Assignment: Every line of the data, first to last, must be written out unchanged.

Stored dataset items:
§ §

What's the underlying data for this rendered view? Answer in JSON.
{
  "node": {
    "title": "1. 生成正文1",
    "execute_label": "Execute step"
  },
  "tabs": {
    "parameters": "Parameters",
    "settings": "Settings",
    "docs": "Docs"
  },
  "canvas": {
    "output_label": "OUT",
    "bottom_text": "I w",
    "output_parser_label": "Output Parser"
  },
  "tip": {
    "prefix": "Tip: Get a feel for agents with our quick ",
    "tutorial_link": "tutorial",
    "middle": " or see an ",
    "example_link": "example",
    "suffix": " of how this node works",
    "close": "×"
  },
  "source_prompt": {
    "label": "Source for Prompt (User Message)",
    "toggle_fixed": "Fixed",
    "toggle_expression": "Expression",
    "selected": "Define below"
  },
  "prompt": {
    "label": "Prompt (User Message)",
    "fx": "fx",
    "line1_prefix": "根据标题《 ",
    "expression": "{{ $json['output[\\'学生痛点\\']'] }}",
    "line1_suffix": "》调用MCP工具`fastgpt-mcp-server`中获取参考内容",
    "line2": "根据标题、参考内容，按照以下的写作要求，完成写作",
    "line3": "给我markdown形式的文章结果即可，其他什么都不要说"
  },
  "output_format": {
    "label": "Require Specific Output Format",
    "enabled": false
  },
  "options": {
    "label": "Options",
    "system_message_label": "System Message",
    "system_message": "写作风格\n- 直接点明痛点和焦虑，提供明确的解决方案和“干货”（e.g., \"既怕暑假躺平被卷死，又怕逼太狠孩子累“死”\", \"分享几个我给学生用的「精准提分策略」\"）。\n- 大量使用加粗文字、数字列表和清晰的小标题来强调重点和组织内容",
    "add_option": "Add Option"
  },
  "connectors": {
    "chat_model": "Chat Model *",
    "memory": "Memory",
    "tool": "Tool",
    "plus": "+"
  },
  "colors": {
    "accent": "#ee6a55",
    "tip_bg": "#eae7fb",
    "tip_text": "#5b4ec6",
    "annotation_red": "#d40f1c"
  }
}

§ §

Worked solution:
What's the underlying data for this rendered view? Answer in JSON.
{
  "node": {
    "title": "1. 生成正文1",
    "execute_label": "Execute step"
  },
  "tabs": {
    "parameters": "Parameters",
    "settings": "Settings",
    "docs": "Docs"
  },
  "canvas": {
    "output_label": "OUT",
    "bottom_text": "I w",
    "output_parser_label": "Output Parser"
  },
  "tip": {
    "prefix": "Tip: Get a feel for agents with our quick ",
    "tutorial_link": "tutorial",
    "middle": " or see an ",
    "example_link": "example",
    "suffix": " of how this node works",
    "close": "×"
  },
  "source_prompt": {
    "label": "Source for Prompt (User Message)",
    "toggle_fixed": "Fixed",
    "toggle_expression": "Expression",
    "selected": "Define below"
  },
  "prompt": {
    "label": "Prompt (User Message)",
    "fx": "fx",
    "line1_prefix": "根据标题《 ",
    "expression": "{{ $json['output[\\'学生痛点\\']'] }}",
    "line1_suffix": "》调用MCP工具`fastgpt-mcp-server`中获取参考内容",
    "line2": "根据标题、参考内容，按照以下的写作要求，完成写作",
    "line3": "给我markdown形式的文章结果即可，其他什么都不要说"
  },
  "output_format": {
    "label": "Require Specific Output Format",
    "enabled": false
  },
  "options": {
    "label": "Options",
    "system_message_label": "System Message",
    "system_message": "写作风格\n- 直接点明痛点和焦虑，提供明确的解决方案和“干货”（e.g., \"既怕暑假躺平被卷死，又怕逼太狠孩子累“死”\", \"分享几个我给学生用的「精准提分策略」\"）。\n- 大量使用加粗文字、数字列表和清晰的小标题来强调重点和组织内容",
    "add_option": "Add Option"
  },
  "connectors": {
    "chat_model": "Chat Model *",
    "memory": "Memory",
    "tool": "Tool",
    "plus": "+"
  },
  "colors": {
    "accent": "#ee6a55",
    "tip_bg": "#eae7fb",
    "tip_text": "#5b4ec6",
    "annotation_red": "#d40f1c"
  }
}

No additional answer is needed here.